◆ **REQUIRED WORK**
Below are records to repeat exactly; do not include any pictures.

◆ **STORED DATA**
>>>>
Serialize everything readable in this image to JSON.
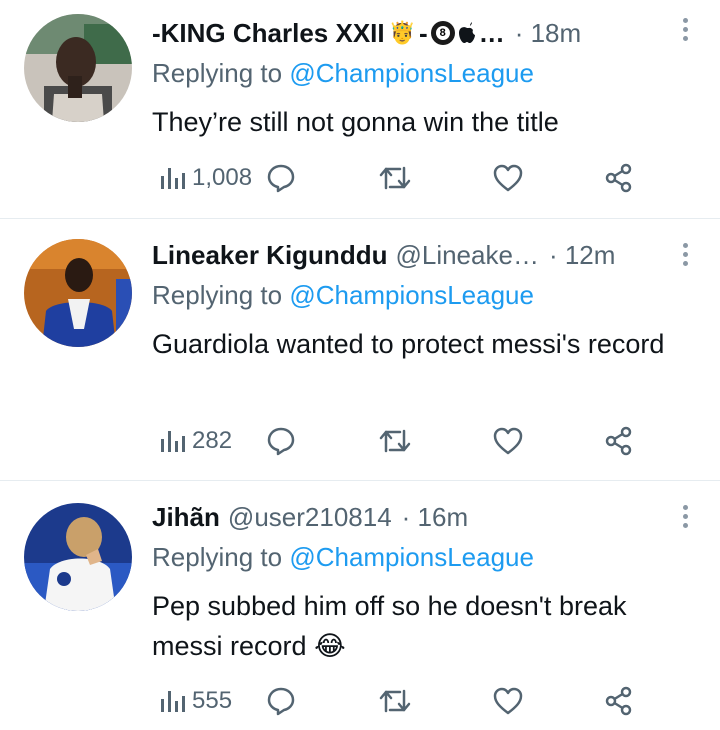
{
  "tweets": [
    {
      "name": "-KING Charles XXII",
      "name_suffix": "-",
      "handle": "",
      "ellipsis": "…",
      "time": "· 18m",
      "replying_prefix": "Replying to",
      "replying_to": "@ChampionsLeague",
      "text": "They’re still not gonna win the title",
      "views": "1,008",
      "badges": [
        "prince-emoji",
        "8-ball-emoji",
        "apple-logo"
      ]
    },
    {
      "name": "Lineaker Kigunddu",
      "handle": "@Lineake…",
      "time": "· 12m",
      "replying_prefix": "Replying to",
      "replying_to": "@ChampionsLeague",
      "text": "Guardiola wanted to protect messi's record",
      "views": "282"
    },
    {
      "name": "Jihãn",
      "handle": "@user210814",
      "time": "· 16m",
      "replying_prefix": "Replying to",
      "replying_to": "@ChampionsLeague",
      "text": "Pep subbed him off so he doesn't break messi record",
      "text_emoji": "😂",
      "views": "555"
    }
  ],
  "colors": {
    "link": "#1d9bf0",
    "secondary": "#536471",
    "divider": "#e6ecf0"
  }
}
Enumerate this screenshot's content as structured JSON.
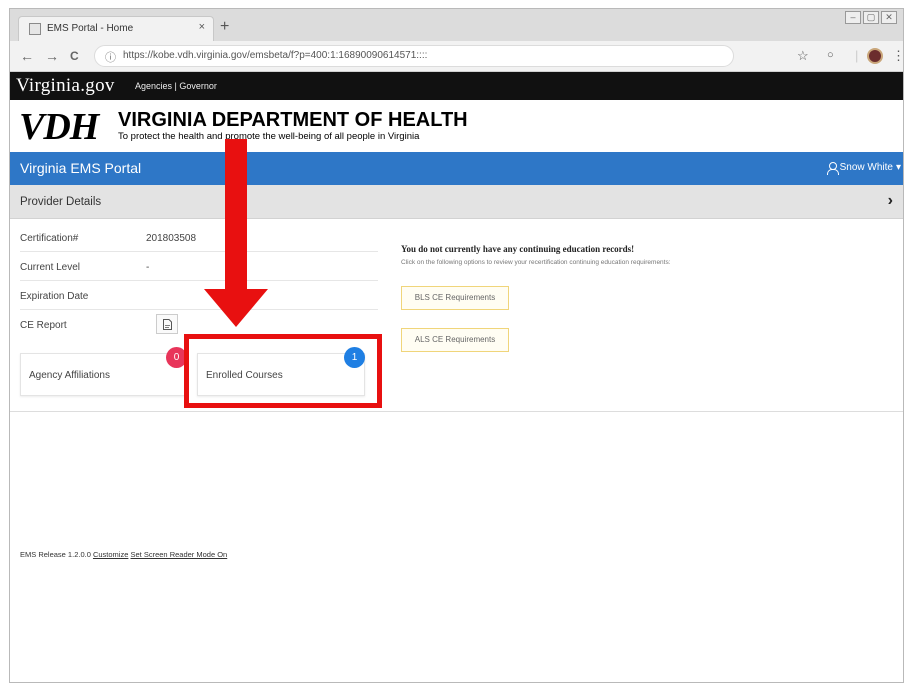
{
  "browser": {
    "tab_title": "EMS Portal - Home",
    "tab_close": "×",
    "new_tab": "+",
    "url": "https://kobe.vdh.virginia.gov/emsbeta/f?p=400:1:16890090614571::::",
    "back": "←",
    "forward": "→",
    "reload": "C",
    "info": "ⓘ",
    "star": "☆",
    "menu": "⋮",
    "window_controls": [
      "–",
      "▢",
      "✕"
    ]
  },
  "gov_bar": {
    "logo": "Virginia.gov",
    "links": "Agencies | Governor"
  },
  "vdh_header": {
    "mark": "VDH",
    "department": "VIRGINIA DEPARTMENT OF HEALTH",
    "tagline": "To protect the health and promote the well-being of all people in Virginia"
  },
  "portal_bar": {
    "name": "Virginia EMS Portal",
    "user": "Snow White",
    "user_caret": "▾"
  },
  "provider": {
    "title": "Provider Details",
    "chevron": "›"
  },
  "details": [
    {
      "label": "Certification#",
      "value": "201803508"
    },
    {
      "label": "Current Level",
      "value": "-"
    },
    {
      "label": "Expiration Date",
      "value": ""
    },
    {
      "label": "CE Report",
      "value": ""
    }
  ],
  "cards": {
    "agency": {
      "label": "Agency Affiliations",
      "count": "0",
      "color": "#e8355a"
    },
    "courses": {
      "label": "Enrolled Courses",
      "count": "1",
      "color": "#1f7fe3"
    }
  },
  "ce": {
    "title": "You do not currently have any continuing education records!",
    "text": "Click on the following options to review your recertification continuing education requirements:",
    "bls_button": "BLS CE Requirements",
    "als_button": "ALS CE Requirements"
  },
  "footer": {
    "release": "EMS Release 1.2.0.0",
    "customize": "Customize",
    "reader_mode": "Set Screen Reader Mode On"
  },
  "annotation_color": "#e81010"
}
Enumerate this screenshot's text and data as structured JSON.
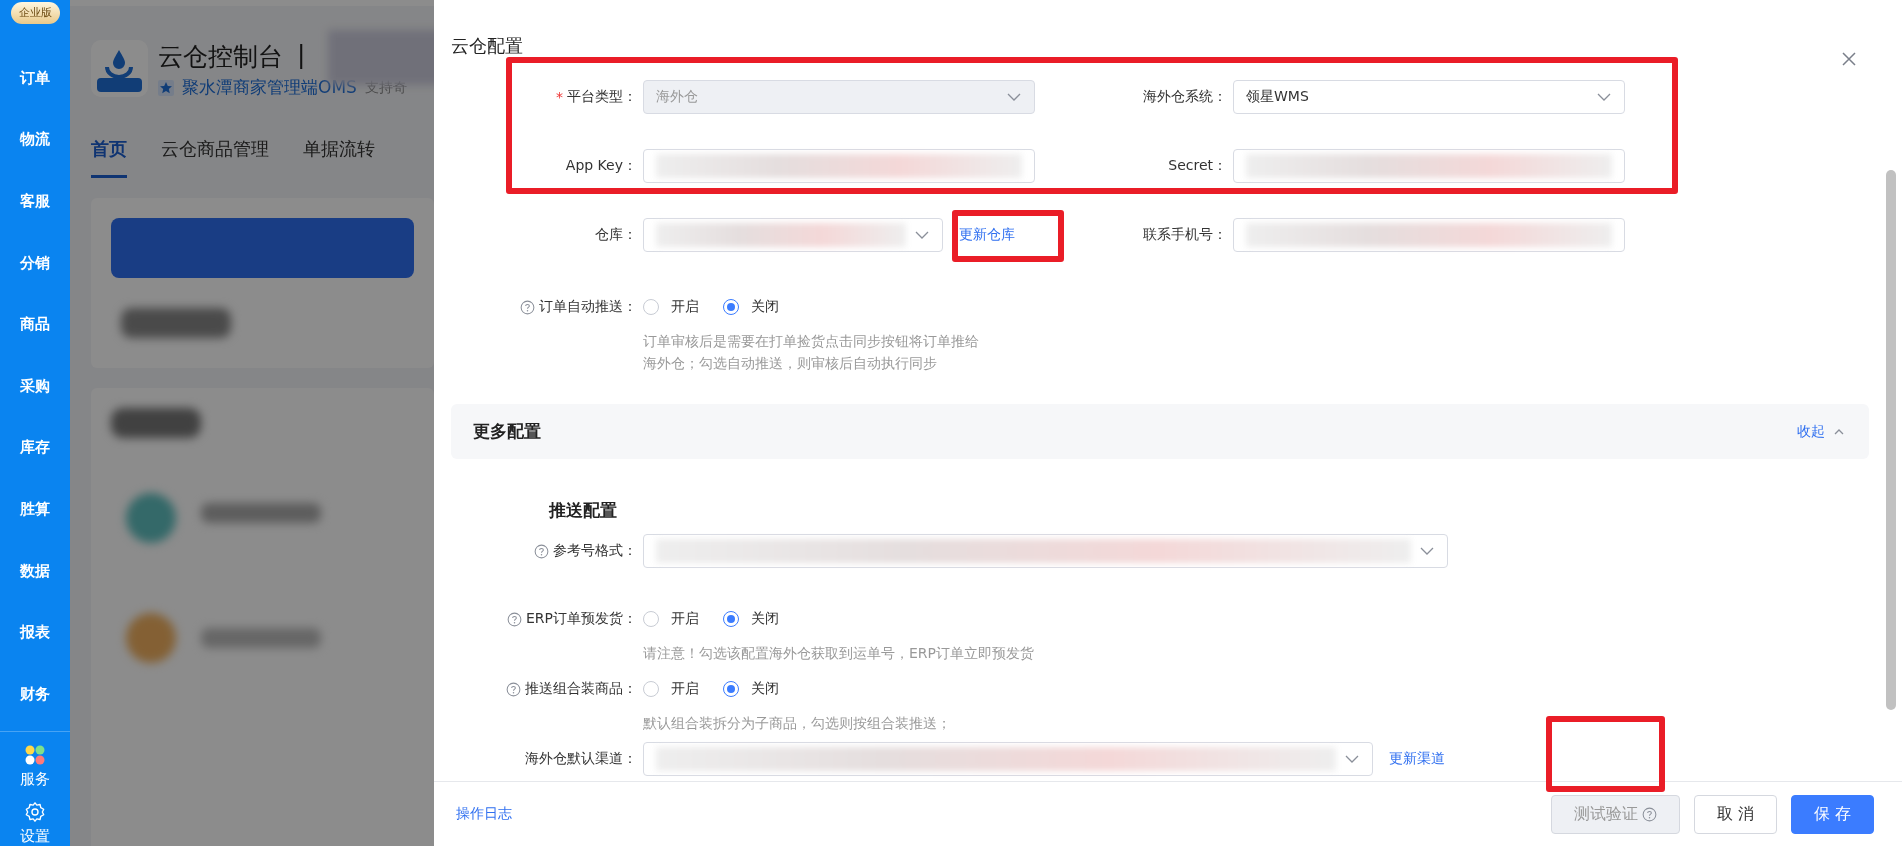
{
  "sidebar": {
    "badge": "企业版",
    "items": [
      {
        "label": "订单"
      },
      {
        "label": "物流"
      },
      {
        "label": "客服"
      },
      {
        "label": "分销"
      },
      {
        "label": "商品"
      },
      {
        "label": "采购"
      },
      {
        "label": "库存"
      },
      {
        "label": "胜算"
      },
      {
        "label": "数据"
      },
      {
        "label": "报表"
      },
      {
        "label": "财务"
      }
    ],
    "bottom_items": [
      {
        "label": "服务",
        "kind": "apps"
      },
      {
        "label": "设置",
        "kind": "settings"
      }
    ]
  },
  "background_page": {
    "title": "云仓控制台",
    "title_separator": "|",
    "subtitle": "聚水潭商家管理端OMS",
    "subtitle_note": "支持奇",
    "tabs": [
      {
        "label": "首页",
        "selected": true
      },
      {
        "label": "云仓商品管理",
        "selected": false
      },
      {
        "label": "单据流转",
        "selected": false
      }
    ]
  },
  "drawer": {
    "title": "云仓配置",
    "fields": [
      {
        "kind": "select",
        "required_mark": "*",
        "label": "平台类型：",
        "disabled": true,
        "redacted": false,
        "value": "海外仓"
      },
      {
        "kind": "select",
        "label": "海外仓系统：",
        "disabled": false,
        "redacted": false,
        "value": "领星WMS"
      },
      {
        "kind": "input",
        "label": "App Key：",
        "disabled": false,
        "redacted": true
      },
      {
        "kind": "input",
        "label": "Secret：",
        "disabled": false,
        "redacted": true
      },
      {
        "kind": "select",
        "label": "仓库：",
        "disabled": false,
        "redacted": true,
        "link": "更新仓库"
      },
      {
        "kind": "input",
        "label": "联系手机号：",
        "disabled": false,
        "redacted": true
      }
    ],
    "auto_push": {
      "label": "订单自动推送：",
      "help": true,
      "options": [
        {
          "label": "开启",
          "selected": false
        },
        {
          "label": "关闭",
          "selected": true
        }
      ],
      "hint": "订单审核后是需要在打单捡货点击同步按钮将订单推给海外仓；勾选自动推送，则审核后自动执行同步"
    },
    "more": {
      "title": "更多配置",
      "toggle": "收起",
      "expanded": true,
      "subsection": "推送配置",
      "rows": [
        {
          "kind": "select",
          "label": "参考号格式：",
          "help": true,
          "redacted": true
        },
        {
          "kind": "radio",
          "label": "ERP订单预发货：",
          "help": true,
          "options": [
            {
              "label": "开启",
              "selected": false
            },
            {
              "label": "关闭",
              "selected": true
            }
          ],
          "hint": "请注意！勾选该配置海外仓获取到运单号，ERP订单立即预发货"
        },
        {
          "kind": "radio",
          "label": "推送组合装商品：",
          "help": true,
          "options": [
            {
              "label": "开启",
              "selected": false
            },
            {
              "label": "关闭",
              "selected": true
            }
          ],
          "hint": "默认组合装拆分为子商品，勾选则按组合装推送；"
        },
        {
          "kind": "select",
          "label": "海外仓默认渠道：",
          "help": false,
          "redacted": true,
          "link": "更新渠道"
        }
      ]
    },
    "footer": {
      "log_link": "操作日志",
      "buttons": [
        {
          "label": "测试验证",
          "kind": "test",
          "disabled": true,
          "help": true
        },
        {
          "label": "取 消",
          "kind": "default",
          "disabled": false,
          "help": false
        },
        {
          "label": "保 存",
          "kind": "primary",
          "disabled": false,
          "help": false
        }
      ]
    }
  }
}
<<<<
◆ **TASK RESPONSE**
Serialize everything readable in this image to JSON.
{
  "tweets": [
    {
      "name": "-KING Charles XXII",
      "name_suffix": "-",
      "handle": "",
      "ellipsis": "…",
      "time": "· 18m",
      "replying_prefix": "Replying to",
      "replying_to": "@ChampionsLeague",
      "text": "They’re still not gonna win the title",
      "views": "1,008",
      "badges": [
        "prince-emoji",
        "8-ball-emoji",
        "apple-logo"
      ]
    },
    {
      "name": "Lineaker Kigunddu",
      "handle": "@Lineake…",
      "time": "· 12m",
      "replying_prefix": "Replying to",
      "replying_to": "@ChampionsLeague",
      "text": "Guardiola wanted to protect messi's record",
      "views": "282"
    },
    {
      "name": "Jihãn",
      "handle": "@user210814",
      "time": "· 16m",
      "replying_prefix": "Replying to",
      "replying_to": "@ChampionsLeague",
      "text": "Pep subbed him off so he doesn't break messi record",
      "text_emoji": "😂",
      "views": "555"
    }
  ],
  "colors": {
    "link": "#1d9bf0",
    "secondary": "#536471",
    "divider": "#e6ecf0"
  }
}
Enumerate this screenshot's content as structured JSON.
{
  "browser": {
    "tab_title": "EMS Portal - Home",
    "tab_close": "×",
    "new_tab": "+",
    "url": "https://kobe.vdh.virginia.gov/emsbeta/f?p=400:1:16890090614571::::",
    "back": "←",
    "forward": "→",
    "reload": "C",
    "info": "ⓘ",
    "star": "☆",
    "menu": "⋮",
    "window_controls": [
      "–",
      "▢",
      "✕"
    ]
  },
  "gov_bar": {
    "logo": "Virginia.gov",
    "links": "Agencies | Governor"
  },
  "vdh_header": {
    "mark": "VDH",
    "department": "VIRGINIA DEPARTMENT OF HEALTH",
    "tagline": "To protect the health and promote the well-being of all people in Virginia"
  },
  "portal_bar": {
    "name": "Virginia EMS Portal",
    "user": "Snow White",
    "user_caret": "▾"
  },
  "provider": {
    "title": "Provider Details",
    "chevron": "›"
  },
  "details": [
    {
      "label": "Certification#",
      "value": "201803508"
    },
    {
      "label": "Current Level",
      "value": "-"
    },
    {
      "label": "Expiration Date",
      "value": ""
    },
    {
      "label": "CE Report",
      "value": ""
    }
  ],
  "cards": {
    "agency": {
      "label": "Agency Affiliations",
      "count": "0",
      "color": "#e8355a"
    },
    "courses": {
      "label": "Enrolled Courses",
      "count": "1",
      "color": "#1f7fe3"
    }
  },
  "ce": {
    "title": "You do not currently have any continuing education records!",
    "text": "Click on the following options to review your recertification continuing education requirements:",
    "bls_button": "BLS CE Requirements",
    "als_button": "ALS CE Requirements"
  },
  "footer": {
    "release": "EMS Release 1.2.0.0",
    "customize": "Customize",
    "reader_mode": "Set Screen Reader Mode On"
  },
  "annotation_color": "#e81010"
}
Enumerate this screenshot's text and data as structured JSON.
{
  "sidebar": {
    "badge": "企业版",
    "items": [
      {
        "label": "订单"
      },
      {
        "label": "物流"
      },
      {
        "label": "客服"
      },
      {
        "label": "分销"
      },
      {
        "label": "商品"
      },
      {
        "label": "采购"
      },
      {
        "label": "库存"
      },
      {
        "label": "胜算"
      },
      {
        "label": "数据"
      },
      {
        "label": "报表"
      },
      {
        "label": "财务"
      }
    ],
    "bottom_items": [
      {
        "label": "服务",
        "kind": "apps"
      },
      {
        "label": "设置",
        "kind": "settings"
      }
    ]
  },
  "background_page": {
    "title": "云仓控制台",
    "title_separator": "|",
    "subtitle": "聚水潭商家管理端OMS",
    "subtitle_note": "支持奇",
    "tabs": [
      {
        "label": "首页",
        "selected": true
      },
      {
        "label": "云仓商品管理",
        "selected": false
      },
      {
        "label": "单据流转",
        "selected": false
      }
    ]
  },
  "drawer": {
    "title": "云仓配置",
    "fields": [
      {
        "kind": "select",
        "required_mark": "*",
        "label": "平台类型：",
        "disabled": true,
        "redacted": false,
        "value": "海外仓"
      },
      {
        "kind": "select",
        "label": "海外仓系统：",
        "disabled": false,
        "redacted": false,
        "value": "领星WMS"
      },
      {
        "kind": "input",
        "label": "App Key：",
        "disabled": false,
        "redacted": true
      },
      {
        "kind": "input",
        "label": "Secret：",
        "disabled": false,
        "redacted": true
      },
      {
        "kind": "select",
        "label": "仓库：",
        "disabled": false,
        "redacted": true,
        "link": "更新仓库"
      },
      {
        "kind": "input",
        "label": "联系手机号：",
        "disabled": false,
        "redacted": true
      }
    ],
    "auto_push": {
      "label": "订单自动推送：",
      "help": true,
      "options": [
        {
          "label": "开启",
          "selected": false
        },
        {
          "label": "关闭",
          "selected": true
        }
      ],
      "hint": "订单审核后是需要在打单捡货点击同步按钮将订单推给海外仓；勾选自动推送，则审核后自动执行同步"
    },
    "more": {
      "title": "更多配置",
      "toggle": "收起",
      "expanded": true,
      "subsection": "推送配置",
      "rows": [
        {
          "kind": "select",
          "label": "参考号格式：",
          "help": true,
          "redacted": true
        },
        {
          "kind": "radio",
          "label": "ERP订单预发货：",
          "help": true,
          "options": [
            {
              "label": "开启",
              "selected": false
            },
            {
              "label": "关闭",
              "selected": true
            }
          ],
          "hint": "请注意！勾选该配置海外仓获取到运单号，ERP订单立即预发货"
        },
        {
          "kind": "radio",
          "label": "推送组合装商品：",
          "help": true,
          "options": [
            {
              "label": "开启",
              "selected": false
            },
            {
              "label": "关闭",
              "selected": true
            }
          ],
          "hint": "默认组合装拆分为子商品，勾选则按组合装推送；"
        },
        {
          "kind": "select",
          "label": "海外仓默认渠道：",
          "help": false,
          "redacted": true,
          "link": "更新渠道"
        }
      ]
    },
    "footer": {
      "log_link": "操作日志",
      "buttons": [
        {
          "label": "测试验证",
          "kind": "test",
          "disabled": true,
          "help": true
        },
        {
          "label": "取 消",
          "kind": "default",
          "disabled": false,
          "help": false
        },
        {
          "label": "保 存",
          "kind": "primary",
          "disabled": false,
          "help": false
        }
      ]
    }
  }
}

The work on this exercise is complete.